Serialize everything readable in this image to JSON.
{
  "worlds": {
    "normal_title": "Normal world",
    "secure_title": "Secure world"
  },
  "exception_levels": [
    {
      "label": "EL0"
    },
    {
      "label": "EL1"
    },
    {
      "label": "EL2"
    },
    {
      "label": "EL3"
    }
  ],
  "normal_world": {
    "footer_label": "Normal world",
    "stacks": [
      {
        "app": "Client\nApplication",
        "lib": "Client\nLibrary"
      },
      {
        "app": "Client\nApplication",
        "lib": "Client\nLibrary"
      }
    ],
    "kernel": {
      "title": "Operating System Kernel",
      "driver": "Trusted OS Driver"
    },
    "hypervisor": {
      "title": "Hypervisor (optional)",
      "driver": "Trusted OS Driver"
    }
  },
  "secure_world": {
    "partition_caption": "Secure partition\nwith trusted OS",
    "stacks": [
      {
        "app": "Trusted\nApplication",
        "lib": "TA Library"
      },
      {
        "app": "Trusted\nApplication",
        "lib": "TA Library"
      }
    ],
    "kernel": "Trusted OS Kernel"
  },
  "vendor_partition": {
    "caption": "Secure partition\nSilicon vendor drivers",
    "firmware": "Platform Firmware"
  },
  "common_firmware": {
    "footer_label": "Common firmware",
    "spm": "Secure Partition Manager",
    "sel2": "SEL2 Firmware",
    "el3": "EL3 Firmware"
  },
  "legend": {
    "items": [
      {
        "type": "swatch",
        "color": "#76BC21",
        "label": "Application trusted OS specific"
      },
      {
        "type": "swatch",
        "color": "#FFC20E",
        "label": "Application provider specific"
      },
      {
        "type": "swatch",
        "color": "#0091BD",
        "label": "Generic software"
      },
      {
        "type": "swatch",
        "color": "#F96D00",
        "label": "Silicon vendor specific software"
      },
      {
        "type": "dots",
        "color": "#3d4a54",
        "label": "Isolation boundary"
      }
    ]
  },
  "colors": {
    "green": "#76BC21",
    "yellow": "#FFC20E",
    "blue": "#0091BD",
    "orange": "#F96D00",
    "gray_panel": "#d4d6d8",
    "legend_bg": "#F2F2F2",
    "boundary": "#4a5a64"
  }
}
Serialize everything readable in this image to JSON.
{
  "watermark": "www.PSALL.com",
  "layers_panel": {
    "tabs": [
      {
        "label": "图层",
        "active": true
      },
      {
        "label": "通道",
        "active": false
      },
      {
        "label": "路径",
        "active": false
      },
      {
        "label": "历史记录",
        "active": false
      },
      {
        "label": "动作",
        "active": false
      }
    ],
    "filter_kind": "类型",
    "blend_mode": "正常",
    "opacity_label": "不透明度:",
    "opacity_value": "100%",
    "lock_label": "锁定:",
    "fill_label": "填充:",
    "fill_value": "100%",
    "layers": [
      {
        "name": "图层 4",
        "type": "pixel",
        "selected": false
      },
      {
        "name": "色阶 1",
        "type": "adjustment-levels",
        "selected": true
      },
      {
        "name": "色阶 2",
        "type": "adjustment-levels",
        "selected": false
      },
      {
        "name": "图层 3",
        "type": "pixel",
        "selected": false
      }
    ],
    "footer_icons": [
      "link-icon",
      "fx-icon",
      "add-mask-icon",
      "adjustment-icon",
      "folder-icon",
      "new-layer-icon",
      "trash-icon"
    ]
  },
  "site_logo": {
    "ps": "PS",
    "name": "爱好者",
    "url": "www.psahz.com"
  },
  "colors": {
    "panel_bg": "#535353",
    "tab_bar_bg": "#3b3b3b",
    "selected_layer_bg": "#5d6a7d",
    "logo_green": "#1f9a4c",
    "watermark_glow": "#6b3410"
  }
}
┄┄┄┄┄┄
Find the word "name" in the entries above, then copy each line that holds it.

        "name": "图层 4",
        "name": "色阶 1",
        "name": "色阶 2",
        "name": "图层 3",
    "name": "爱好者",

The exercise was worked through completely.